◆ **Task statement**:
Omit the pictures, but give back every entry below exactly as written.

◆ **Exercise data**:
┌──

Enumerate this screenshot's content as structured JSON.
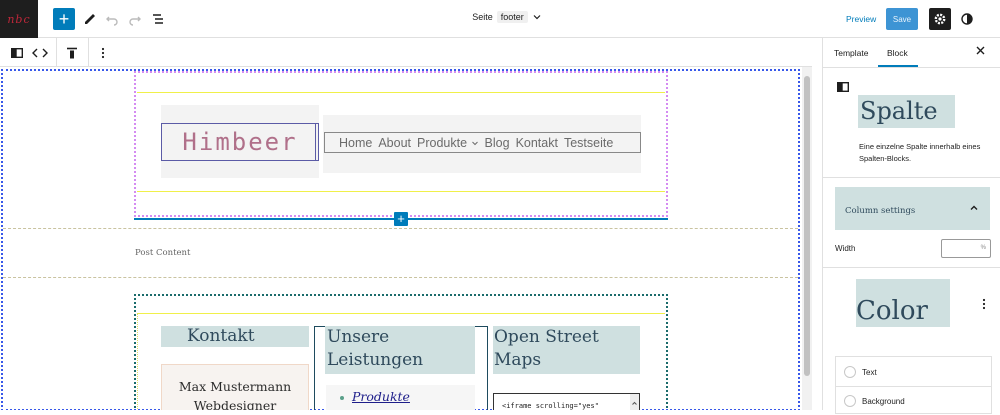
{
  "topbar": {
    "logo_text": "nbc",
    "document": {
      "prefix": "Seite",
      "name": "footer"
    },
    "preview_label": "Preview",
    "save_label": "Save"
  },
  "canvas": {
    "logo_text": "Himbeer",
    "nav_items": [
      "Home",
      "About",
      "Produkte",
      "Blog",
      "Kontakt",
      "Testseite"
    ],
    "post_content_label": "Post Content",
    "footer": {
      "col1_heading": "Kontakt",
      "col1_line1": "Max Mustermann",
      "col1_line2": "Webdesigner",
      "col2_heading_line1": "Unsere",
      "col2_heading_line2": "Leistungen",
      "col2_list_item": "Produkte",
      "col3_heading_line1": "Open Street",
      "col3_heading_line2": "Maps",
      "col3_code": "<iframe scrolling=\"yes\""
    }
  },
  "sidebar": {
    "tabs": [
      "Template",
      "Block"
    ],
    "active_tab": "Block",
    "block_title": "Spalte",
    "block_description": "Eine einzelne Spalte innerhalb eines Spalten-Blocks.",
    "column_settings_title": "Column settings",
    "width_label": "Width",
    "width_unit": "%",
    "color_title": "Color",
    "color_options": [
      "Text",
      "Background"
    ]
  },
  "colors": {
    "accent": "#007cba",
    "save_button": "#3d94d4",
    "heading_bg": "#cfe0e0",
    "heading_text": "#2f4a5c"
  },
  "icons": {
    "topbar": [
      "add-block-icon",
      "edit-tools-icon",
      "undo-icon",
      "redo-icon",
      "document-overview-icon",
      "chevron-down-icon",
      "settings-gear-icon",
      "styles-half-circle-icon"
    ],
    "block_toolbar": [
      "column-block-icon",
      "move-arrows-icon",
      "vertical-align-icon",
      "more-options-icon"
    ]
  }
}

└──

◆ **Answer for the task**:
Enumerate this screenshot's content as structured JSON.
{
  "topbar": {
    "logo_text": "nbc",
    "document": {
      "prefix": "Seite",
      "name": "footer"
    },
    "preview_label": "Preview",
    "save_label": "Save"
  },
  "canvas": {
    "logo_text": "Himbeer",
    "nav_items": [
      "Home",
      "About",
      "Produkte",
      "Blog",
      "Kontakt",
      "Testseite"
    ],
    "post_content_label": "Post Content",
    "footer": {
      "col1_heading": "Kontakt",
      "col1_line1": "Max Mustermann",
      "col1_line2": "Webdesigner",
      "col2_heading_line1": "Unsere",
      "col2_heading_line2": "Leistungen",
      "col2_list_item": "Produkte",
      "col3_heading_line1": "Open Street",
      "col3_heading_line2": "Maps",
      "col3_code": "<iframe scrolling=\"yes\""
    }
  },
  "sidebar": {
    "tabs": [
      "Template",
      "Block"
    ],
    "active_tab": "Block",
    "block_title": "Spalte",
    "block_description": "Eine einzelne Spalte innerhalb eines Spalten-Blocks.",
    "column_settings_title": "Column settings",
    "width_label": "Width",
    "width_unit": "%",
    "color_title": "Color",
    "color_options": [
      "Text",
      "Background"
    ]
  },
  "colors": {
    "accent": "#007cba",
    "save_button": "#3d94d4",
    "heading_bg": "#cfe0e0",
    "heading_text": "#2f4a5c"
  },
  "icons": {
    "topbar": [
      "add-block-icon",
      "edit-tools-icon",
      "undo-icon",
      "redo-icon",
      "document-overview-icon",
      "chevron-down-icon",
      "settings-gear-icon",
      "styles-half-circle-icon"
    ],
    "block_toolbar": [
      "column-block-icon",
      "move-arrows-icon",
      "vertical-align-icon",
      "more-options-icon"
    ]
  }
}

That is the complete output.